You know how it is when you move? You carefully pack the expensive window treatments from the old house only to discover there’s no way they will fit in the new one. Also, they don’t look right.
But the internet! You can find anything on the internet and soon you do find exactly what you want from a wonderful company with great guarantees and ratings and you order the exact, perfect window treatments for your new windows, maybe 6 of them.
And they are perfect, and the company even nicely rushes you a replacement for one that arrived damaged.
So when I started to get catalogs from Smith & Noble I wasn’t surprised, they were a direct seller. Then I started getting emails, since we had a “business relationship.” Well, like my father always said, “Don’t call that junk mail! Think of all the printers getting paid to print that crap!”
Some companies will take you off a catalog list if you don’t order after a set period of time. But what’s the rationale for taking people off an email list? No, they’re never going to take you off and by this time, 6 years later, I’ve probably received 3 or 4 dozen catalogs and hundreds of HTML emails.

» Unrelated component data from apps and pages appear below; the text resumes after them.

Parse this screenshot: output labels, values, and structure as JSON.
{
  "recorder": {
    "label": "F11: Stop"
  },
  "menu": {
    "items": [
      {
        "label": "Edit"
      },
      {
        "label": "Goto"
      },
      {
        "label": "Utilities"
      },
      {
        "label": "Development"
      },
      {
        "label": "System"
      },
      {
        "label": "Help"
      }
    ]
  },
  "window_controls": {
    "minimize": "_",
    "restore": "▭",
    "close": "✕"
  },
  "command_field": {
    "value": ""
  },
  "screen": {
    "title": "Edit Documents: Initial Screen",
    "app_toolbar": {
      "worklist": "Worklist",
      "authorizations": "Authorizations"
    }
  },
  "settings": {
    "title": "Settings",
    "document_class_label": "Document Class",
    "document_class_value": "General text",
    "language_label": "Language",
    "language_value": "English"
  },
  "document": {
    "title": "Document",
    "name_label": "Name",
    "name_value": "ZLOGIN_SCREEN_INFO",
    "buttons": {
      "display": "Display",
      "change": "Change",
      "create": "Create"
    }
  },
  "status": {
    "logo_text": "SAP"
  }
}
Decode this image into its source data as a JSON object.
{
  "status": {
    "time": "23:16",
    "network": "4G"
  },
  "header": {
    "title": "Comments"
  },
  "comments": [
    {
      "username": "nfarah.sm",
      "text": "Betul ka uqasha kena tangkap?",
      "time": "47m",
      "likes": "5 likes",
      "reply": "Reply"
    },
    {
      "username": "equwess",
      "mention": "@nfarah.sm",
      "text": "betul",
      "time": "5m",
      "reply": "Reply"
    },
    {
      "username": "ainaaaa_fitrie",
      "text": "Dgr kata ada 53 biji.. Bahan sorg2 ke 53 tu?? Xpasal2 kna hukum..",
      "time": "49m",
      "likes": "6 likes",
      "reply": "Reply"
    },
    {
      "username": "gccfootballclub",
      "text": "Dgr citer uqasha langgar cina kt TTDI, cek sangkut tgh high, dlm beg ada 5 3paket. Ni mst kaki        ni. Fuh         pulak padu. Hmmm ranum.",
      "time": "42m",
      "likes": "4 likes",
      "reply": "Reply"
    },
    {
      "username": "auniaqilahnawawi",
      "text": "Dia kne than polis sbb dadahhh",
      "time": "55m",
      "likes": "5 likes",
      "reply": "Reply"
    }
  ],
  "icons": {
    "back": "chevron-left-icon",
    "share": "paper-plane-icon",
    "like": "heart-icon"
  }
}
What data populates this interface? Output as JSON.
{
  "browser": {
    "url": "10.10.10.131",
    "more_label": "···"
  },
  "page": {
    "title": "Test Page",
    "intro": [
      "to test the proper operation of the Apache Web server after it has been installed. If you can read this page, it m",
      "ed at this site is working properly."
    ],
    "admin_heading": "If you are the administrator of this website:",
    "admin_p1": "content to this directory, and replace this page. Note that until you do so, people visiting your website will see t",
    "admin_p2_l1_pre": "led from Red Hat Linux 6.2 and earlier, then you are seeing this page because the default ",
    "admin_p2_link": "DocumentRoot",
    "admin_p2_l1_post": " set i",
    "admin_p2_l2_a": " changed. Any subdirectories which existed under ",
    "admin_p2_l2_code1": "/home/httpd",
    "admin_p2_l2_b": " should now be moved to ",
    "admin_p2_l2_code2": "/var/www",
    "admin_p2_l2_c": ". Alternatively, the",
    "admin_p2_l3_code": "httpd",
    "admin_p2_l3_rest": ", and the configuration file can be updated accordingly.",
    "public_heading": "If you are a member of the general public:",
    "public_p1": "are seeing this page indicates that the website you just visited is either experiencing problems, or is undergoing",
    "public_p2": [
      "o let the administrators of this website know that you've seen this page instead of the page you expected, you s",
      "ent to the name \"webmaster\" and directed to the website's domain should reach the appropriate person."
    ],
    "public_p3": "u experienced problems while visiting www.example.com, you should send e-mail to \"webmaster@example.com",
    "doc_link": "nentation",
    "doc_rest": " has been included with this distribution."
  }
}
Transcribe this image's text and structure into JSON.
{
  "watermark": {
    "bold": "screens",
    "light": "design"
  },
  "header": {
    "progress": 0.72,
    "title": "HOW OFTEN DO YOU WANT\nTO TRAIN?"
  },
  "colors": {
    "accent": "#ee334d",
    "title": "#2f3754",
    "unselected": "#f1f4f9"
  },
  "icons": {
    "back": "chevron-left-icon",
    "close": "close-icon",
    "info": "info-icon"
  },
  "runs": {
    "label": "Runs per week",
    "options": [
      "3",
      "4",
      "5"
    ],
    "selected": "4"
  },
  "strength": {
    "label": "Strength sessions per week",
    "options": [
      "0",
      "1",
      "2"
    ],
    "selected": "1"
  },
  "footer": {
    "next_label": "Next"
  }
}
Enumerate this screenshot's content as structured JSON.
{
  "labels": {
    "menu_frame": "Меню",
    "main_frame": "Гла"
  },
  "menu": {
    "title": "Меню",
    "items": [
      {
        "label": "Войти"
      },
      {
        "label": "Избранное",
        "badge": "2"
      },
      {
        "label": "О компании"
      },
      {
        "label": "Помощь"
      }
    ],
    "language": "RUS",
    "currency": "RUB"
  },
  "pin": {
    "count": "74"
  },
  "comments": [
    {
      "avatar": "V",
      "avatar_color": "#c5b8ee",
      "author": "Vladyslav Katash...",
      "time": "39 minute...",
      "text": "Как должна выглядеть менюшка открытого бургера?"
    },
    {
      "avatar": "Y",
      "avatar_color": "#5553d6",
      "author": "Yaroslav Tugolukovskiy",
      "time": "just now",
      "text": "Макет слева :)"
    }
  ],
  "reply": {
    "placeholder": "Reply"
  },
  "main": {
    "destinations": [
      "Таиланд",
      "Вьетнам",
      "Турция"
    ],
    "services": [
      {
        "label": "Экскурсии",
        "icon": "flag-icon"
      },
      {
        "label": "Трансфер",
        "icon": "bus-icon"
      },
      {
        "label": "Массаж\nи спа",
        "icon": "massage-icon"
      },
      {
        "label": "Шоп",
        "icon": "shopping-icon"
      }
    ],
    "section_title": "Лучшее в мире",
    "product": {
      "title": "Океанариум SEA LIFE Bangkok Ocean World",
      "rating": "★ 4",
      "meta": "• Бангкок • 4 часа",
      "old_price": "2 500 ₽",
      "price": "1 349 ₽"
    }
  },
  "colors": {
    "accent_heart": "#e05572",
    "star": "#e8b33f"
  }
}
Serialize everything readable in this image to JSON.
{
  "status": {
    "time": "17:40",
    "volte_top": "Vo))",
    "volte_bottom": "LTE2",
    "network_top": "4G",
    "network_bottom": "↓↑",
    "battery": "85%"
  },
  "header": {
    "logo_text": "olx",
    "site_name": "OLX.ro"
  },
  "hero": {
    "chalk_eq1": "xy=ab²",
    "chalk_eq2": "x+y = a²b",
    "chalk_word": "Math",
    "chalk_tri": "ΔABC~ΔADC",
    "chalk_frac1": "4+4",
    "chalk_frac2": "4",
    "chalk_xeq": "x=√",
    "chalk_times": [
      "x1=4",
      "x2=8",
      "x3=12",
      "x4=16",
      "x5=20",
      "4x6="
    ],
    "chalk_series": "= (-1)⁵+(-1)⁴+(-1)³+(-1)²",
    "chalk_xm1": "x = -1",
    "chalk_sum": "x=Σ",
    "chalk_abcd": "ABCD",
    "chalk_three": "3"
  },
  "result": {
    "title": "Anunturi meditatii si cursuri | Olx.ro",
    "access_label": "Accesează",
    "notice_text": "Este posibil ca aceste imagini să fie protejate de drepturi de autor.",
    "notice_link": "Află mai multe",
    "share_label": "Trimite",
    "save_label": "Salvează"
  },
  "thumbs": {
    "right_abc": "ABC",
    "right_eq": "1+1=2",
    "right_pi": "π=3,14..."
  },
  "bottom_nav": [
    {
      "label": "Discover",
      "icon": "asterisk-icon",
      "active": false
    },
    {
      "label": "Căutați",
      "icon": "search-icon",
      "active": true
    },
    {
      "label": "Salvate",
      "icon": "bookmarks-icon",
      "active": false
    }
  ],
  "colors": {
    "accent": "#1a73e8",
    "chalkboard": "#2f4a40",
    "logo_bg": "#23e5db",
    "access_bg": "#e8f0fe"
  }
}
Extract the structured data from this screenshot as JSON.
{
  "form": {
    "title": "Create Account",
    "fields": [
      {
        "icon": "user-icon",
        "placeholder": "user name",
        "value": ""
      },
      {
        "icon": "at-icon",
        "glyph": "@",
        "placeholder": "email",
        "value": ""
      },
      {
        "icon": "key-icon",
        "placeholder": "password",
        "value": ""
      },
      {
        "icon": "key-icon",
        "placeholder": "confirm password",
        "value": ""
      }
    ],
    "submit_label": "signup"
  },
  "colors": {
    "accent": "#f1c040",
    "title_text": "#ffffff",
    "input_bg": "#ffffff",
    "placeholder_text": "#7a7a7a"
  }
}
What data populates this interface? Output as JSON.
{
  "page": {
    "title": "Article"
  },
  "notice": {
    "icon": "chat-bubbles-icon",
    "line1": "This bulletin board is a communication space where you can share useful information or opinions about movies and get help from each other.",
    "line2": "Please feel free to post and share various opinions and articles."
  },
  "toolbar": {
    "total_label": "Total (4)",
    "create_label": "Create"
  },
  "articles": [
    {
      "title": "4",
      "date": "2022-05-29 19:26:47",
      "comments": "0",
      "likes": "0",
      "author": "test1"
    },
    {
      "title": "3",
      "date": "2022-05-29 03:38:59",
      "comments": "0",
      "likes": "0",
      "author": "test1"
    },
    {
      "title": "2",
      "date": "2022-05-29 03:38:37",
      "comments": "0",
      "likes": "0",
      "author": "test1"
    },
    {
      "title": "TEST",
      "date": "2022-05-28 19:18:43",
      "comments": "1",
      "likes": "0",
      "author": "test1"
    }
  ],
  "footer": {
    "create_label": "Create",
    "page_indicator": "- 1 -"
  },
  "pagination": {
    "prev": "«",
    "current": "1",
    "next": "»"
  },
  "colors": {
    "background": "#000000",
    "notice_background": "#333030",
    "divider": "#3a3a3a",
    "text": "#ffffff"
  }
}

The Flies of Commerce
The Smith & Noble emails just became part of the background sound. Since we hadn’t moved again, we had no need for window treatments, but the computers at Smith & Noble didn’t care. We had a “business relationship” so we could look forward to lots of specials on blinds and shimmery summer colors.
I realized I was spending part of every day deleting Smith & Noble emails, and a lot of others too. Unwillingly, I was giving them mental space, attention. One day I asked myself why? I know, as a mailer, that every piece of mail has to have an “unsubscribe” link at the bottom, or it’s spam. Mental gears clicked into place.
I was gripped by a sudden giddiness. Was it possible? The emails had become a swarm of ever-present unsolicited-unwanted-but-legal-commercial-email. Could it be swatted away so easily?
I dove into my inbox, on the hunt, and sure enough, there was the day’s Smith & Noble ad. Scrolling to the very bottom I found it, the magic link. Soon I was weilding my keyboard like a swatter, looking for the little buzzers.
We bought a lovely bookshelf at Design Within Reach—6 years ago, and the mail hasn’t stopped since. Out they went.
DWR was very civilized about the breakup:
How about Office Depot? I stopped shopping there about 10 years ago, switched to Staples, but still the emails came, and came.
Why do you think it takes 10 days to switch off? Their servers too busy?
I mean, when I make a bank deposit, I can walk outside and punch up a balance on the ATM and my deposit is right there, at every ATM in the system, instantly. What’s with these direct mailers that need 24 hours, or 10 days, to “remove you from the list.”?
Here was one from Toys r Us/Babies r Us. That would have been a while ago, yes. Another name I just “delete” whenever I see it in my inbox, which is roughly every day.
Remember when I bought that vacuum packer, to keep leftovers fresh? Still use it, but don’t have any use for the regular weekly sales Food Saver have been running ever since. I like how forceful this kiss-off is:
Then there were a whole bunch of companies in a row I don’t recall, but they all seemed to lead to exactly the same unsubscribe page, somebody else with the same “slow server” problem:
How about Ticketmaster? What a blessing it would be to not have to keep deleting all those “upcoming shows” announcements I’m never going to. Notice they have only moderately slow servers here.
Okay, here it was, I had found the motherlode, the queen of the flies buzzing around my inbox for the last few years. Classmates.com, which our class had used for a renunion years ago, was the one I hated the most. Well, that and Morningstar.com, which defeated every attempt to unsubscribe from it’s incessant alerts and newsletters no matter how many times I tried.
But I had a special circle reserved for Classmates.com, for their manipulative and constant pitches to sign up for a paid subscribtion. “Hey Joel! 5 people signed your guestbook today! Don’t you want to know who they are? Just click here” and hold onto your wallet. Goodbye Classmates. Somehow I knew you would have the “10-day” server virus.
On I went, finding more and more companies in an all-out assault on my inbox.
Any thoughts of a community of interests between us were long gone years ago. There was no reason to take me off the list, so one just added to another until there were dozens of them, every day.
As I worked through them I thought about convenience and cost. For every convenience there is a corresponding cost, whether we see it right away or not.
Fast food? A pretty high cost. Processed food? Ever notice how the cheapest things in your basket are the living, fresh foods? The difference is the overhead we pay for convenience.
So it is with the power of the internet on one hand to connect us to what we want, if we only know how to search for it.
The cost? Opening yourself up to a bombardment of pitches, hype, hustle, and sales, sales, sales.
I’m still skeptical I’m going to escape the assault, but I’m waiting for my 10 days to expire, and I’ve got my fingers crossed.
What about you? Tired of the “delete” button? Here’s my tip: Unsubscribe Today!